the Library of Congress at
http://lcweb2.loc.gov/ammem/gwhtml/gwhome.html. George Reid (1733-
1815) was born in New Hampshire and rose to the rank of Colonel and
commanding officer of the 2nd New Hampshire Regiment and then the
combined New Hampshire Regiment in 1783.
Quoted from the on-line edition of the George Washington Papers in the
Library of Congress at http://lcweb2.loc.gov/ammem/gwhtml/gwhome.html .
would not, or could not, do and decided that it was in his "power to contravene" the
resolution of Congress, for as indicated in Washington's 20 February 1783 letter to
Colonel Nicola, the Canadian refugees and their families were still receiving provisions.
But not much longer.

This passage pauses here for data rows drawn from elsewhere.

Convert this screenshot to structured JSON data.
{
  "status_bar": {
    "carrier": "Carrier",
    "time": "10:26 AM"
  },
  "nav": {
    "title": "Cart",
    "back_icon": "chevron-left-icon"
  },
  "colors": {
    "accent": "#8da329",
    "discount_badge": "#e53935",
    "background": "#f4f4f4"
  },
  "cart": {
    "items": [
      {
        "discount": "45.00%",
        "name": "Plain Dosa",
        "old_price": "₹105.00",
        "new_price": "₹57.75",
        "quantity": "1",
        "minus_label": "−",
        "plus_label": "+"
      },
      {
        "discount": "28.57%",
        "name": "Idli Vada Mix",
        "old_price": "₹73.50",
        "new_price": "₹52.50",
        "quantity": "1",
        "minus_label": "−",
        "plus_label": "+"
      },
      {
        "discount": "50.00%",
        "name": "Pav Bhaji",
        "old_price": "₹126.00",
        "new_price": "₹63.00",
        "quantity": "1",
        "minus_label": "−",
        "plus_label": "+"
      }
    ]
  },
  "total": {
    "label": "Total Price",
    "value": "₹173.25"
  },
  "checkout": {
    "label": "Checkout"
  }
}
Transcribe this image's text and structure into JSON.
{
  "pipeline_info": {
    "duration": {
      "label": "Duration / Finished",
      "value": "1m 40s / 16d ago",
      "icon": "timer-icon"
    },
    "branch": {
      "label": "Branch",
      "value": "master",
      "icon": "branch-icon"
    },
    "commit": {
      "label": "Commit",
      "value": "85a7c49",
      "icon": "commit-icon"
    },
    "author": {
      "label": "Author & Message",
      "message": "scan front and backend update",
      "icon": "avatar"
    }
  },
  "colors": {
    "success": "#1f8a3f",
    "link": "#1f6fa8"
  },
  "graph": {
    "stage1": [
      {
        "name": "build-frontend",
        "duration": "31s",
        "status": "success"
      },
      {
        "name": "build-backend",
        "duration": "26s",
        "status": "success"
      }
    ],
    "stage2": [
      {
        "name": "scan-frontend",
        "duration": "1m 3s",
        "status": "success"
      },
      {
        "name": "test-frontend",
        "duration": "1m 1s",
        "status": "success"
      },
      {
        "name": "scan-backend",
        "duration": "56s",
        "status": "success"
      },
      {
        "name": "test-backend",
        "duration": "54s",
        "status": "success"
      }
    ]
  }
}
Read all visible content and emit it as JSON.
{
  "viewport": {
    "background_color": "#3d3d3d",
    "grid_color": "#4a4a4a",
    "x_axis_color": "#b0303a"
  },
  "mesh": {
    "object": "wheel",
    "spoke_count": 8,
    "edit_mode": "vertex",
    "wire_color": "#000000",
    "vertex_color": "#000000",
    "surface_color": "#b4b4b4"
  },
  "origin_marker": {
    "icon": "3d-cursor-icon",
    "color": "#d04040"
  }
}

On 19 April 1783, the Saturday before Easter and the eighth
anniversary of the Battle of Lexington and Concord, Washington announced the cessation

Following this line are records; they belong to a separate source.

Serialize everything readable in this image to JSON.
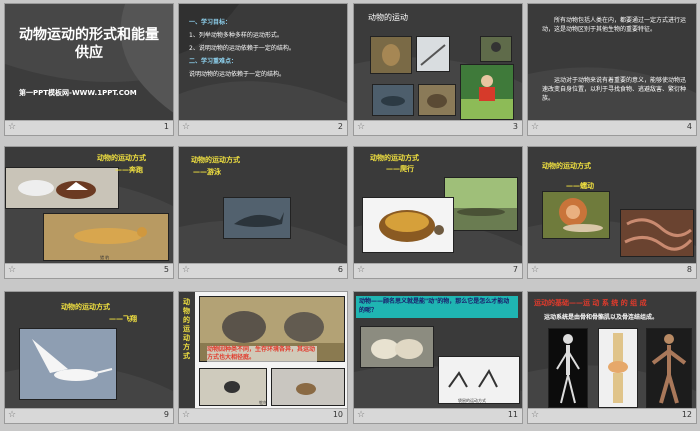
{
  "slides": [
    {
      "num": "1",
      "title": "动物运动的形式和能量供应",
      "subtitle": "第一PPT模板网-WWW.1PPT.COM"
    },
    {
      "num": "2",
      "sections": [
        {
          "heading": "一、学习目标：",
          "items": [
            "1、列举动物多种多样的运动形式。",
            "2、说明动物的运动依赖于一定的结构。"
          ]
        },
        {
          "heading": "二、学习重难点：",
          "items": [
            "说明动物的运动依赖于一定的结构。"
          ]
        }
      ]
    },
    {
      "num": "3",
      "title": "动物的运动"
    },
    {
      "num": "4",
      "para1": "所有动物包括人类在内，都要通过一定方式进行运动，这是动物区别于其他生物的重要特征。",
      "para2": "运动对于动物来说有着重要的意义，能够使动物迅速改变自身位置，以利于寻找食物、逃避敌害、繁衍种族。"
    },
    {
      "num": "5",
      "title": "动物的运动方式",
      "subtitle": "——奔跑",
      "caption": "猎 豹"
    },
    {
      "num": "6",
      "title": "动物的运动方式",
      "subtitle": "——游泳"
    },
    {
      "num": "7",
      "title": "动物的运动方式",
      "subtitle": "——爬行"
    },
    {
      "num": "8",
      "title": "动物的运动方式",
      "subtitle": "——蠕动"
    },
    {
      "num": "9",
      "title": "动物的运动方式",
      "subtitle": "——飞翔"
    },
    {
      "num": "10",
      "side_title": "动物的运动方式",
      "note": "动物因种类不同，生存环境各异，其运动方式也大相径庭。",
      "caption": "鸵鸟"
    },
    {
      "num": "11",
      "question": "动物——顾名思义就是能\"动\"的物，那么它是怎么才能动的呢？",
      "caption": "袋鼠的运动方式"
    },
    {
      "num": "12",
      "heading_red": "运动的基础",
      "heading_rest": "——运 动 系 统 的 组 成",
      "sub": "运动系统是由骨和骨骼肌以及骨连结组成。"
    }
  ],
  "footer_icon": "star-icon"
}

of hostilities at the Continental Army encampment at New Windsor, and on 9 June 1783,
furloughing began at the regiment which had been in winter quarters in Pompton in New
Jersey since November 1782. We don't know whether the wives and children of the
"volunteers" and their dependant refugee family members still received rations or not, but
since they had not been paid either - viz. the resolution of 18 October 1781 - even though
they had served for the past 21 months, the men refused to depart either on furlough or
discharge, and the regiment was thus ordered to march to the central Continental Army
cantonment near New Windsor where it was reduced to two companies. Together with
the rest of the Continental Army the regiment was finally disbanded at West Point on 15
November, almost eight years to the day it had been authorized by Congress in 1775.
With that the men, women and children who formed the Catholic core of the Canadian
Regiment disappear into history. But thanks to the untiring work of Fr Farmer and his
itinerant ministry their names live on in the records of Old St. Joseph Catholic Church.
Robert A Selig, PhD